When I began my professional journey applying for internships as an undergraduate journalism student, my mantra was to always say yes. Whenever an opportunity arose, I took it. By the time I graduated from college, I had completed five internships for a variety of nonprofit organizations, an advertising agency, and a newspaper. At the age of 22, I became the head of cable company marketing department. At 23, I was the editor of an alumni magazine for a liberal arts college and running my own freelance business. I took graduate classes simply on a whim, because I could. Now I am a college professor.
My mantra began to change after I had children. Instead of pursuing endless opportunities, I needed to set boundaries between my work and personal life. It took many meltdowns of mother and child, an endless stream of late night grading, and many disgruntled meetings where I wondered, why am I here?, before I arrived to this moment. And this moment is not perfect.
Whenever an opportunity arises now, I realize I am not simply saying yes or no. Every time I say yes to something I am saying no to something else. When I said “yes” to the gym this morning, I said “no” to vacuuming. When I decided to sit in on a podcasting class, I was no longer able to join a book circle. It is for moments like these that the hashtag #firstworldproblems was born. My cross to bear is too many opportunities.

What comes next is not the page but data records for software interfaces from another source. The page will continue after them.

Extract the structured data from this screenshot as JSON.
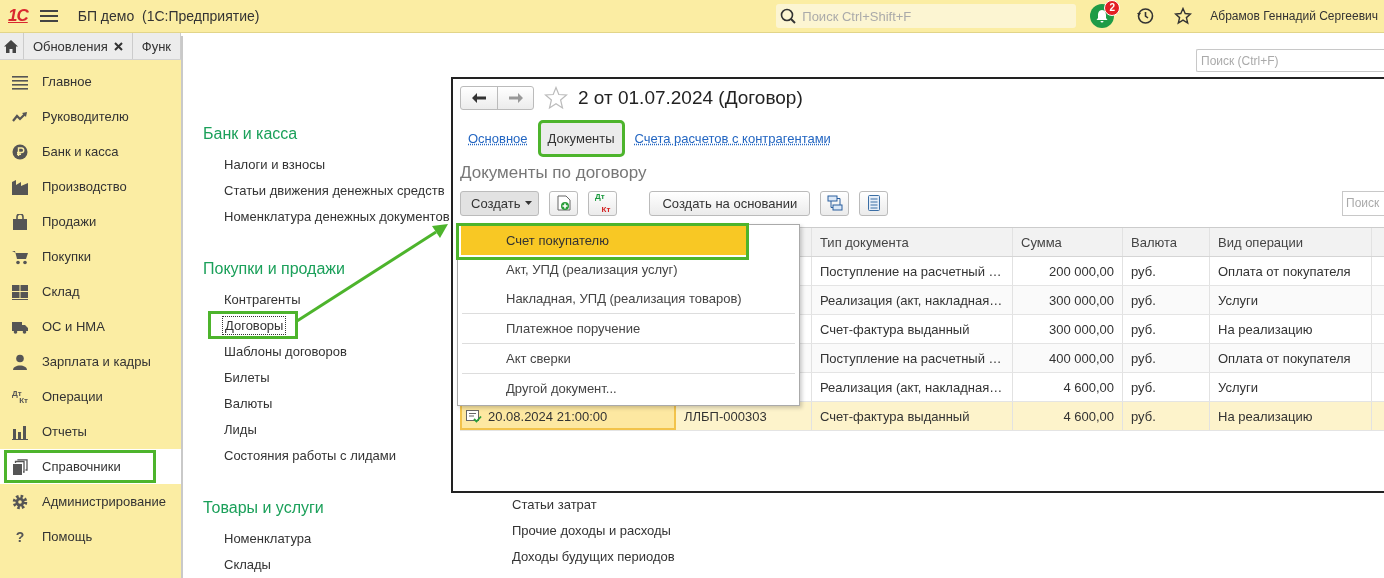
{
  "app_bar": {
    "logo": "1С",
    "title": "БП демо  (1С:Предприятие)",
    "search": {
      "placeholder": "Поиск Ctrl+Shift+F"
    },
    "notifications": "2",
    "user": "Абрамов Геннадий Сергеевич"
  },
  "open_tabs": [
    {
      "label": "Обновления",
      "closable": true
    },
    {
      "label": "Функ",
      "closable": false
    }
  ],
  "sidebar": {
    "items": [
      {
        "label": "Главное",
        "selected": false,
        "highlighted": false
      },
      {
        "label": "Руководителю",
        "selected": false,
        "highlighted": false
      },
      {
        "label": "Банк и касса",
        "selected": false,
        "highlighted": false
      },
      {
        "label": "Производство",
        "selected": false,
        "highlighted": false
      },
      {
        "label": "Продажи",
        "selected": false,
        "highlighted": false
      },
      {
        "label": "Покупки",
        "selected": false,
        "highlighted": false
      },
      {
        "label": "Склад",
        "selected": false,
        "highlighted": false
      },
      {
        "label": "ОС и НМА",
        "selected": false,
        "highlighted": false
      },
      {
        "label": "Зарплата и кадры",
        "selected": false,
        "highlighted": false
      },
      {
        "label": "Операции",
        "selected": false,
        "highlighted": false,
        "icon_text": [
          "Дт",
          "Кт"
        ]
      },
      {
        "label": "Отчеты",
        "selected": false,
        "highlighted": false
      },
      {
        "label": "Справочники",
        "selected": true,
        "highlighted": true
      },
      {
        "label": "Администрирование",
        "selected": false,
        "highlighted": false
      },
      {
        "label": "Помощь",
        "selected": false,
        "highlighted": false,
        "icon_text": [
          "?"
        ]
      }
    ]
  },
  "catalog": {
    "search": {
      "placeholder": "Поиск (Ctrl+F)"
    },
    "columns": [
      {
        "sections": [
          {
            "title": "Банк и касса",
            "items": [
              {
                "label": "Налоги и взносы",
                "highlighted": false,
                "focused": false
              },
              {
                "label": "Статьи движения денежных средств",
                "highlighted": false,
                "focused": false
              },
              {
                "label": "Номенклатура денежных документов",
                "highlighted": false,
                "focused": false
              }
            ]
          },
          {
            "title": "Покупки и продажи",
            "items": [
              {
                "label": "Контрагенты",
                "highlighted": false,
                "focused": false
              },
              {
                "label": "Договоры",
                "highlighted": true,
                "focused": true
              },
              {
                "label": "Шаблоны договоров",
                "highlighted": false,
                "focused": false
              },
              {
                "label": "Билеты",
                "highlighted": false,
                "focused": false
              },
              {
                "label": "Валюты",
                "highlighted": false,
                "focused": false
              },
              {
                "label": "Лиды",
                "highlighted": false,
                "focused": false
              },
              {
                "label": "Состояния работы с лидами",
                "highlighted": false,
                "focused": false
              }
            ]
          },
          {
            "title": "Товары и услуги",
            "items": [
              {
                "label": "Номенклатура",
                "highlighted": false,
                "focused": false
              },
              {
                "label": "Склады",
                "highlighted": false,
                "focused": false
              }
            ]
          }
        ]
      },
      {
        "sections": [
          {
            "items": [
              {
                "label": "Статьи затрат",
                "highlighted": false,
                "focused": false
              },
              {
                "label": "Прочие доходы и расходы",
                "highlighted": false,
                "focused": false
              },
              {
                "label": "Доходы будущих периодов",
                "highlighted": false,
                "focused": false
              }
            ]
          }
        ]
      }
    ]
  },
  "document_window": {
    "title": "2 от 01.07.2024 (Договор)",
    "favorite": false,
    "tabs": [
      {
        "label": "Основное",
        "selected": false,
        "highlighted": false
      },
      {
        "label": "Документы",
        "selected": true,
        "highlighted": true
      },
      {
        "label": "Счета расчетов с контрагентами",
        "selected": false,
        "highlighted": false
      }
    ],
    "heading": "Документы по договору",
    "toolbar": {
      "create": "Создать",
      "posting_icon": [
        "Дт",
        "Кт"
      ],
      "create_based": "Создать на основании",
      "search": {
        "placeholder": "Поиск"
      }
    },
    "create_menu": {
      "groups": [
        [
          {
            "label": "Счет покупателю",
            "selected": true,
            "highlighted": true
          },
          {
            "label": "Акт, УПД (реализация услуг)",
            "selected": false,
            "highlighted": false
          },
          {
            "label": "Накладная, УПД (реализация товаров)",
            "selected": false,
            "highlighted": false
          }
        ],
        [
          {
            "label": "Платежное поручение",
            "selected": false,
            "highlighted": false
          }
        ],
        [
          {
            "label": "Акт сверки",
            "selected": false,
            "highlighted": false
          }
        ],
        [
          {
            "label": "Другой документ...",
            "selected": false,
            "highlighted": false
          }
        ]
      ]
    },
    "table": {
      "columns": [
        {
          "label": "Тип документа"
        },
        {
          "label": "Сумма"
        },
        {
          "label": "Валюта"
        },
        {
          "label": "Вид операции"
        }
      ],
      "rows": [
        {
          "type": "Поступление на расчетный …",
          "amount": "200 000,00",
          "currency": "руб.",
          "operation": "Оплата от покупателя",
          "selected": false
        },
        {
          "type": "Реализация (акт, накладная…",
          "amount": "300 000,00",
          "currency": "руб.",
          "operation": "Услуги",
          "selected": false
        },
        {
          "type": "Счет-фактура выданный",
          "amount": "300 000,00",
          "currency": "руб.",
          "operation": "На реализацию",
          "selected": false
        },
        {
          "type": "Поступление на расчетный …",
          "amount": "400 000,00",
          "currency": "руб.",
          "operation": "Оплата от покупателя",
          "selected": false
        },
        {
          "type": "Реализация (акт, накладная…",
          "amount": "4 600,00",
          "currency": "руб.",
          "operation": "Услуги",
          "selected": false
        },
        {
          "date": "20.08.2024 21:00:00",
          "number": "ЛЛБП-000303",
          "type": "Счет-фактура выданный",
          "amount": "4 600,00",
          "currency": "руб.",
          "operation": "На реализацию",
          "selected": true
        }
      ]
    }
  }
}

The benefit of too many opportunities is that is has forced me to reflect on what it is that I really what to do. It should be a simple task to do what you truly want, but often we are trying to do what we think we should want to do or what some nonexistent version of ourselves would do. Right now, I just want to go to sleep, even though it is only 10 p.m. and the cool kids stay up until at least midnight 🙂